He says: "It's unusual in this market place to get such a vote of confidence - but in a month's time we should be a £75m company and it will be up to us to spend the money wisely. And it will be good for Newcastle to have a bigger quote company operating out of this town.

"It's quite hard phoning home to the wife when you're in a club at 1am, and saying to her that you're working - but seriously, this is the best industry in the UK. If you do your job right, you're helping people have a fantastic time."

Jones does, however, spend a lot of time with his young family. Wife Jolie and young children Harry, Jack, Lawson and Cameron all live not far from Heathrow, and with Ultimate having units all over the UK now, he can get home most nights - normally spending just Wednesday and Thursday nights in Newcastle.

He says: "I can do door to door quite quickly - leave my house at 6.15am and be here in Newcastle at 8.45am - there are quite a few people who do it.

"We have a company flat just round the corner in 55 Degrees North. The business, geographically, has changed a lot. This week has been all planes, trains and automobiles.

"Newcastle is a pretty good place to be located for that - the train service is excellent, and the planes are not bad either, and I live close to Heathrow."

Home is an attractive place to be - and to be within striking distance of Loftus Road, home of his beloved Queens Park Rangers.

He says: "I'm 46, and have had children later in life, and they are becoming a pretty dominant part of my life.

"They have all got their QPR kits, and two of them already have season tickets. I'm looking forward to all five of us going down to Loftus Road and seeing some decent football - though I might have to wait a while yet."

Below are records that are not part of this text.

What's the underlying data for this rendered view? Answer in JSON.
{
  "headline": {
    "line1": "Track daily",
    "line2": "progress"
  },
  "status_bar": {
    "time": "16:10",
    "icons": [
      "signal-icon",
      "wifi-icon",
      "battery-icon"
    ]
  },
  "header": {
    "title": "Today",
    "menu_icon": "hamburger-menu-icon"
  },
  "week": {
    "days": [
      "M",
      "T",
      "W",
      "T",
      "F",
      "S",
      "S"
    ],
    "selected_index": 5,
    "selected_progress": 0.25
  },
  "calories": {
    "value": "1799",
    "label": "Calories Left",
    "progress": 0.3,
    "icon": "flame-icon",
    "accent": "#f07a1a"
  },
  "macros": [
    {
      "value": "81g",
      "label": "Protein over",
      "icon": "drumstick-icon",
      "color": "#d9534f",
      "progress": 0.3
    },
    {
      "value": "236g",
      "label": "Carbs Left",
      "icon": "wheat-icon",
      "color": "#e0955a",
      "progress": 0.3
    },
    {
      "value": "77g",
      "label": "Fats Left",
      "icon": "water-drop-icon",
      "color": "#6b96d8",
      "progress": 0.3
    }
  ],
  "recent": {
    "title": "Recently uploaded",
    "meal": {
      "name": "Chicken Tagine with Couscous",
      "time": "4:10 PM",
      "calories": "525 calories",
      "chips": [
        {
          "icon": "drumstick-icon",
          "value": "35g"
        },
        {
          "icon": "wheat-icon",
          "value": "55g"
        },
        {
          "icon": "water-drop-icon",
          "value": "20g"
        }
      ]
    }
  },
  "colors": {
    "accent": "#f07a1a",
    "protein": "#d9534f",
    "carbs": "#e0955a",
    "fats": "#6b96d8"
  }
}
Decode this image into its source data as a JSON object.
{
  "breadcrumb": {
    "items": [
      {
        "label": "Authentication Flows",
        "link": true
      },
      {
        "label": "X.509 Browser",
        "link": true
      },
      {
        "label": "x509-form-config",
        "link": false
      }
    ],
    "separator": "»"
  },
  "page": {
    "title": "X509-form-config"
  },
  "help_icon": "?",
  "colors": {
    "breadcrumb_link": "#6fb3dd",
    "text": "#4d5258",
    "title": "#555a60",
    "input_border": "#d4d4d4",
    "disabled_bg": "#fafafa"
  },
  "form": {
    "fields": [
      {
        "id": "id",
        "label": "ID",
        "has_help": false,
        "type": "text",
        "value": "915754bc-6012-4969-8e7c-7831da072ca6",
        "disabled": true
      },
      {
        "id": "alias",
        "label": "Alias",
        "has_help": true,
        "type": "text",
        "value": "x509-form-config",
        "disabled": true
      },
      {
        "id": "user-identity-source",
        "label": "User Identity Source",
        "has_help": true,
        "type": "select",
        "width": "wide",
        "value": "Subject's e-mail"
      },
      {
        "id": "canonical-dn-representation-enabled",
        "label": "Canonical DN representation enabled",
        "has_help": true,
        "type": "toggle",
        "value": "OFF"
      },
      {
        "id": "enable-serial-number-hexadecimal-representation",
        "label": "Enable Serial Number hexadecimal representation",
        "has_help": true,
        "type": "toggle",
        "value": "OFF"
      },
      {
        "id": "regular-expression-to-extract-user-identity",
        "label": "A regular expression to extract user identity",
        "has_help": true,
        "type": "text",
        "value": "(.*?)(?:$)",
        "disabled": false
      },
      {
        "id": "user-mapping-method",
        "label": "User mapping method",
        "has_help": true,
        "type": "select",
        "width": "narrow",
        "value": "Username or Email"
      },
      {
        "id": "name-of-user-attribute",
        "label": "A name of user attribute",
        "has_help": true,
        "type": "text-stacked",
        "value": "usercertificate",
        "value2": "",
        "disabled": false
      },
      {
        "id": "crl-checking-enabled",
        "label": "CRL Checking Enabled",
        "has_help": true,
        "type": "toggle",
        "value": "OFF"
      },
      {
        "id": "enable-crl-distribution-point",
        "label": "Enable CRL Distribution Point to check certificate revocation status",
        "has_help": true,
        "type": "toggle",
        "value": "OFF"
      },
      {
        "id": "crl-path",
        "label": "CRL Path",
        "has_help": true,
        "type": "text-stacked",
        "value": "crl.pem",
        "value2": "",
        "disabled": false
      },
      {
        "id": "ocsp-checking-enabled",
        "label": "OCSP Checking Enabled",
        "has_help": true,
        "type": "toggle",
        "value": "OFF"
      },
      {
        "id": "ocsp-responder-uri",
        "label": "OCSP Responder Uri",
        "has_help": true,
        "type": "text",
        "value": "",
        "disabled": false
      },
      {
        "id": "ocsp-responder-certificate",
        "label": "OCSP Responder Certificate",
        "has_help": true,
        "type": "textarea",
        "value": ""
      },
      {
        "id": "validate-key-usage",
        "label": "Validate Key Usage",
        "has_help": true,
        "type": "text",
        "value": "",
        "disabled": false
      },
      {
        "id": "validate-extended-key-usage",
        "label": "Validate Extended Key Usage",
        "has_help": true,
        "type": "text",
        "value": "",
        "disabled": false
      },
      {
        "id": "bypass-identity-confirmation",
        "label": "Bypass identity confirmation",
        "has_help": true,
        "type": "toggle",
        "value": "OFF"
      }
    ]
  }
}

CV: Mark Jones.

Age: 46; married; four children.

Education

1982 -1983 MSc Vertebrate Palaeontology, University College, London.

1979 - 1982 BSc (Hons) Zoology, Westfield College, University of London.

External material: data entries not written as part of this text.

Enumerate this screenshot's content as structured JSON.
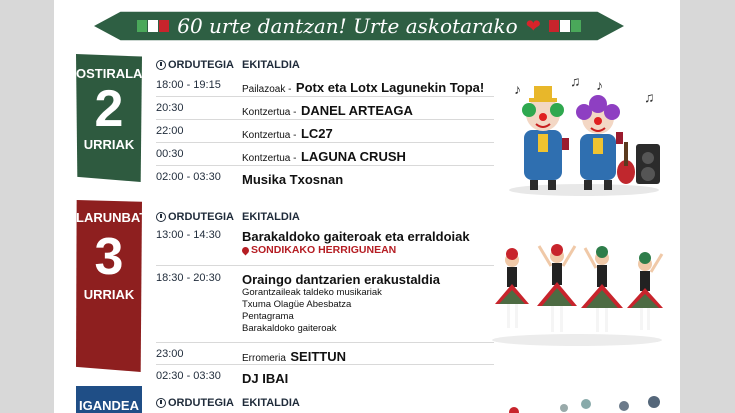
{
  "banner": {
    "title": "60 urte dantzan! Urte askotarako"
  },
  "days": [
    {
      "name": "OSTIRALA",
      "number": "2",
      "month": "URRIAK",
      "color": "#2e5a3f"
    },
    {
      "name": "LARUNBATA",
      "number": "3",
      "month": "URRIAK",
      "color": "#8e1f1f"
    },
    {
      "name": "IGANDEA",
      "color": "#1f4e86"
    }
  ],
  "headers": {
    "time": "ORDUTEGIA",
    "activity": "EKITALDIA"
  },
  "friday": [
    {
      "time": "18:00 - 19:15",
      "type": "Pailazoak -",
      "name": "Potx eta Lotx Lagunekin Topa!"
    },
    {
      "time": "20:30",
      "type": "Kontzertua -",
      "name": "DANEL ARTEAGA"
    },
    {
      "time": "22:00",
      "type": "Kontzertua -",
      "name": "LC27"
    },
    {
      "time": "00:30",
      "type": "Kontzertua -",
      "name": "LAGUNA CRUSH"
    },
    {
      "time": "02:00 - 03:30",
      "type": "",
      "name": "Musika Txosnan"
    }
  ],
  "saturday": {
    "r1": {
      "time": "13:00 - 14:30",
      "name": "Barakaldoko gaiteroak eta erraldoiak",
      "location": "SONDIKAKO HERRIGUNEAN"
    },
    "r2": {
      "time": "18:30 - 20:30",
      "name": "Oraingo dantzarien erakustaldia",
      "subs": [
        "Gorantzaileak taldeko musikariak",
        "Txuma Olagüe Abesbatza",
        "Pentagrama",
        "Barakaldoko gaiteroak"
      ]
    },
    "r3": {
      "time": "23:00",
      "type": "Erromeria",
      "name": "SEITTUN"
    },
    "r4": {
      "time": "02:30 - 03:30",
      "name": "DJ IBAI"
    }
  }
}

1972 - 1979 Salesian College, Battersea, London.

Career History

Aug 2005 - present Executive chairman, Ultimate Leisure plc.

Sep 2002 - May 2005 Chief executive, Yates Group plc.

Feb 2000 - Sep 2002 Chief executive, Pizza Hut UK Ltd.

Nov 1997 - Feb 2000 Managing director, Whitbread High Street Brands.

1994 - 1997 Operations director, Pizza Hut UK Limited.

1986 - 1994 Allied Domecq Retail, London Region Pub Company. Final position - Marketing and Retail Director.

1986 - 1986 Area manager, Courage Limited.

1983 - 1985 Operations manager, Custodian Security.

The questionnaire

What car do you drive?

BMW 6 Series.

What's your favourite restaurant?

Ruth's Chris Steakhouse in Palm Springs, US.

Who or what makes you laugh?

My children.

What's your favourite book?

Nicholas Nickleby by Charles Dickens.

What's your favourite film?

LA Confidential, directed by Curtis Hanson.

What was the last album you bought?

Razorlight by Razorlight.

What's your ideal job, other than your current one?

A hiking guide in California.

If you had a talking parrot, what's the first thing you'd teach it to say?

`What are you looking at!!'

What's your greatest fear?

Caving. Why do people do it? It's not for me.

What's the best piece of business advice you have ever received?

The work / life balance is vital for sanity and success.

And the worst?

Dotcom share tips.

What's your poison?

I love good wine.

What newspaper do you read (apart from The Journal)?

The Telegraph and the FT.

How much was your first pay packet and what was it for? I worked as a cloakroom attendant in my family's pub/club at the age of 13. As long as nobody had their coat stolen, I kept the money collected! It was about £4.

How do you keep fit?

Gym and swim, and I go hiking when I can.

What's your most irritating habit?

I have a low boredom threshold ...next..

What's your biggest extravagance?

I like watches and therefore Berry's of Newcastle like me!

With which historical or fictional character do you most identify?

James Bond.

And which four famous people would you most like to dine with?

Andrew Marr - just so clever, Dom Joly - just so funny, Sir Richard Branson - just so entrepreneurial, and Angelina Jolie ...nuff said.

Journalists

David Whetstone
Culture Editor
Graeme Whitfield
Business Editor
Mark Douglas
Newcastle United Editor
Stuart Rayner
Sports Writer